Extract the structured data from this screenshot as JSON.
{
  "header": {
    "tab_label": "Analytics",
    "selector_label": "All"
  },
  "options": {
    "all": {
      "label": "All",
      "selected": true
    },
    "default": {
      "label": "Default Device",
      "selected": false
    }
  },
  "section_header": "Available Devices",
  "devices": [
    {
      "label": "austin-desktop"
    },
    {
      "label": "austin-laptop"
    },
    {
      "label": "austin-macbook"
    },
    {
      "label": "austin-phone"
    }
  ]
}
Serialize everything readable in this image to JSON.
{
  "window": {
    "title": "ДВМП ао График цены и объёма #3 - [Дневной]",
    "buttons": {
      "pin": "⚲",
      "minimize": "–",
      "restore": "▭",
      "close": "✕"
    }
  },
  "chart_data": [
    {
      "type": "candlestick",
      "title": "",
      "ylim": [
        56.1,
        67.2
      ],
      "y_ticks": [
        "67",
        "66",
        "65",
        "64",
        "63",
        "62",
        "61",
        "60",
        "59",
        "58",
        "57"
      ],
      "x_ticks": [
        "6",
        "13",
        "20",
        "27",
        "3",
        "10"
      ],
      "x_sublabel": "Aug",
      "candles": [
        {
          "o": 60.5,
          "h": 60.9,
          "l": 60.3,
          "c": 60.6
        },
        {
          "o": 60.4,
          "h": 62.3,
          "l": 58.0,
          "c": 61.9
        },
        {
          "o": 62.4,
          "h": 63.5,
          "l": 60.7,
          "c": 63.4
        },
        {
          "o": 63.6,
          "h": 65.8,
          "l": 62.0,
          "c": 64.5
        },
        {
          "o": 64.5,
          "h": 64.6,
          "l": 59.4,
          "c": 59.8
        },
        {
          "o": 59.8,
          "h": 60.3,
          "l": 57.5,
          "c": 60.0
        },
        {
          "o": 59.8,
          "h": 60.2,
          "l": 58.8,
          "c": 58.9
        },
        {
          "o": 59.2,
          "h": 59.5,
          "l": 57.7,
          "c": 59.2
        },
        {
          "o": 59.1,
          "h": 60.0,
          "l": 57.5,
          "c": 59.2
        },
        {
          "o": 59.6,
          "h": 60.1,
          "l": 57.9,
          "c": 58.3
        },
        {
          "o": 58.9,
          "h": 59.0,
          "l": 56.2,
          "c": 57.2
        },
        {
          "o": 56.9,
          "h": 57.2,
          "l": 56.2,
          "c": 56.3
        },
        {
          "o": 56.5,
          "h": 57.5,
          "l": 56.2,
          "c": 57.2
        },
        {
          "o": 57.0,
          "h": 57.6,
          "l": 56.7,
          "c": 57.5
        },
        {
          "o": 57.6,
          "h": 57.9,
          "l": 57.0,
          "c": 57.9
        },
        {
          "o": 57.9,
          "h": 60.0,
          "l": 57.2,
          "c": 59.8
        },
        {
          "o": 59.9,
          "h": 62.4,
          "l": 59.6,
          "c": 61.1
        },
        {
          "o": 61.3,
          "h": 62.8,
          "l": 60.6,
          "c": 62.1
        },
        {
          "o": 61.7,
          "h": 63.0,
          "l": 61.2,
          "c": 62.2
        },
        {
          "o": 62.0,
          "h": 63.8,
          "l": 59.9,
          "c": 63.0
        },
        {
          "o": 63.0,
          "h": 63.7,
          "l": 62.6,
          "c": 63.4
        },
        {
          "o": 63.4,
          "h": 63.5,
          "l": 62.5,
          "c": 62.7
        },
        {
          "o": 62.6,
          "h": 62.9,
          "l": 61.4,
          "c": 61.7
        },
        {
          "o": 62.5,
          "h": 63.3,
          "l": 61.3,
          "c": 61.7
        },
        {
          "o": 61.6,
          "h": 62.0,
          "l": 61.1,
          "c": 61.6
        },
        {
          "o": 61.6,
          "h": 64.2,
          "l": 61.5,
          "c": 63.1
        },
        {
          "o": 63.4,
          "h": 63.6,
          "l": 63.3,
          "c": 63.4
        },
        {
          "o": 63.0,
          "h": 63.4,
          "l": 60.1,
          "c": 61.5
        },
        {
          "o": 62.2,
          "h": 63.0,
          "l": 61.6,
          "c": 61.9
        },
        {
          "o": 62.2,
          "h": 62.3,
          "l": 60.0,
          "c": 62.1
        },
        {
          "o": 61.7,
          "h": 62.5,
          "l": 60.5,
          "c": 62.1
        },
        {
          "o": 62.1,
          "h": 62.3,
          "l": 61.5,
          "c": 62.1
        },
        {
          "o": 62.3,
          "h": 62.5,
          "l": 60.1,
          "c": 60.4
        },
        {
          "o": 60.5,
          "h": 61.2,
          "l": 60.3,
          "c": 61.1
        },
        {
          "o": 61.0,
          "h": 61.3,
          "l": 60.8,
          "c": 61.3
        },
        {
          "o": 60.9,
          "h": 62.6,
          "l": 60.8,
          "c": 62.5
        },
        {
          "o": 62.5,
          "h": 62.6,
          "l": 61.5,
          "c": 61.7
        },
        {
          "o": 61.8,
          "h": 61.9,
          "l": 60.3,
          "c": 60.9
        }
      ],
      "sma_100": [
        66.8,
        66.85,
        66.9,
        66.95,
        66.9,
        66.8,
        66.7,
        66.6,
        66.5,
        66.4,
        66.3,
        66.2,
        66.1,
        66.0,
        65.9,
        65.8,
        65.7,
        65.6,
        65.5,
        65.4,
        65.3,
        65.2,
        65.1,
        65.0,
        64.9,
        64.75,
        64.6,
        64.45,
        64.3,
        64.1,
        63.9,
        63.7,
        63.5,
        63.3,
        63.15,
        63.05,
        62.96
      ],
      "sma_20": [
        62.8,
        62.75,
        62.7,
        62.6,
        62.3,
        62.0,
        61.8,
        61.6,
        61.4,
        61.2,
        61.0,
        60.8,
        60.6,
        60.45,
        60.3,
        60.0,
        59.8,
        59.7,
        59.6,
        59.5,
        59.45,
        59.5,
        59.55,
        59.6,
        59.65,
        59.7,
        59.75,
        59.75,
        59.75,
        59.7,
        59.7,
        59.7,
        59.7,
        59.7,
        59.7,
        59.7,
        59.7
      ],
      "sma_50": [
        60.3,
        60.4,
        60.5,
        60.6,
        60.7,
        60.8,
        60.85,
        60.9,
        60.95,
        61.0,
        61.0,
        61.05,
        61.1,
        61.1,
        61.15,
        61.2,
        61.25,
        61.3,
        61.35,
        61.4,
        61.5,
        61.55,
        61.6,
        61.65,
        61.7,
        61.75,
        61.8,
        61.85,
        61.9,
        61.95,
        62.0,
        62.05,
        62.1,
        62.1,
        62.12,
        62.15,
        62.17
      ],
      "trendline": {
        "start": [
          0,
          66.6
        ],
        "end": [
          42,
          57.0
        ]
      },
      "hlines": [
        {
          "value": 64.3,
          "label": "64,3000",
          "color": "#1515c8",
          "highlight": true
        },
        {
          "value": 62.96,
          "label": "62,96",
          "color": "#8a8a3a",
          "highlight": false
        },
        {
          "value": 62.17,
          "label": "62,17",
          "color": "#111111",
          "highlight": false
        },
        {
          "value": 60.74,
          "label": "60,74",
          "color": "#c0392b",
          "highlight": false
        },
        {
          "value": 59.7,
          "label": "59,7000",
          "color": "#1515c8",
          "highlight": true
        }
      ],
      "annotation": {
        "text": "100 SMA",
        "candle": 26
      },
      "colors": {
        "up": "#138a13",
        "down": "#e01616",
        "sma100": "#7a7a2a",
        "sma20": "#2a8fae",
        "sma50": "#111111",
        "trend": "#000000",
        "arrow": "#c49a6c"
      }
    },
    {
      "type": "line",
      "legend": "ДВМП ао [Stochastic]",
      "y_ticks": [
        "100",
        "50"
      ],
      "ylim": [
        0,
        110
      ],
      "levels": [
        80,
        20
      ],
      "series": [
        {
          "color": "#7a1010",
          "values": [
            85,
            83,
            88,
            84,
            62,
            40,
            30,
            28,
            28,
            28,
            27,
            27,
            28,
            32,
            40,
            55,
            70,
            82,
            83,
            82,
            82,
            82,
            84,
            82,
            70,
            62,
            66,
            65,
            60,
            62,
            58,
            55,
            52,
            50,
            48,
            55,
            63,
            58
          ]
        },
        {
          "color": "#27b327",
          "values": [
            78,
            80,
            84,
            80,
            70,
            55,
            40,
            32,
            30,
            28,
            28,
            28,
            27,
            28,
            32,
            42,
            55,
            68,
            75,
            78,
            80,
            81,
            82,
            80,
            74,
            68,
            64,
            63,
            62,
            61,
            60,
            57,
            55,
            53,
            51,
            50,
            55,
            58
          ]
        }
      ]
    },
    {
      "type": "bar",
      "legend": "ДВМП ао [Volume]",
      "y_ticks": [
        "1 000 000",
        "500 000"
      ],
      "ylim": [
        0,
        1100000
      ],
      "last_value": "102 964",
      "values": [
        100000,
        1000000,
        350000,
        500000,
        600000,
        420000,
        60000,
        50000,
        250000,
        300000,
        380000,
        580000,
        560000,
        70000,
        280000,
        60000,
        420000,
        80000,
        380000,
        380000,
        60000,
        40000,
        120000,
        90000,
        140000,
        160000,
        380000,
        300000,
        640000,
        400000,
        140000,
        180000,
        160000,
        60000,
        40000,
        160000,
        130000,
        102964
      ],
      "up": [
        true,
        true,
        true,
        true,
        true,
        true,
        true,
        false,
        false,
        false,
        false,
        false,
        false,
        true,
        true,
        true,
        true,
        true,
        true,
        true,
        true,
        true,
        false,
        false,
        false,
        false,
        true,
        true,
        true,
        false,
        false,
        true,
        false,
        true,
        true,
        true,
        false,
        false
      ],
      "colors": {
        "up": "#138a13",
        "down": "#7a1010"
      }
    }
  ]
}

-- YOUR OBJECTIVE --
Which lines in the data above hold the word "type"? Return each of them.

-- EXERCISE RESULT --
      "type": "candlestick",
      "type": "line",
      "type": "bar",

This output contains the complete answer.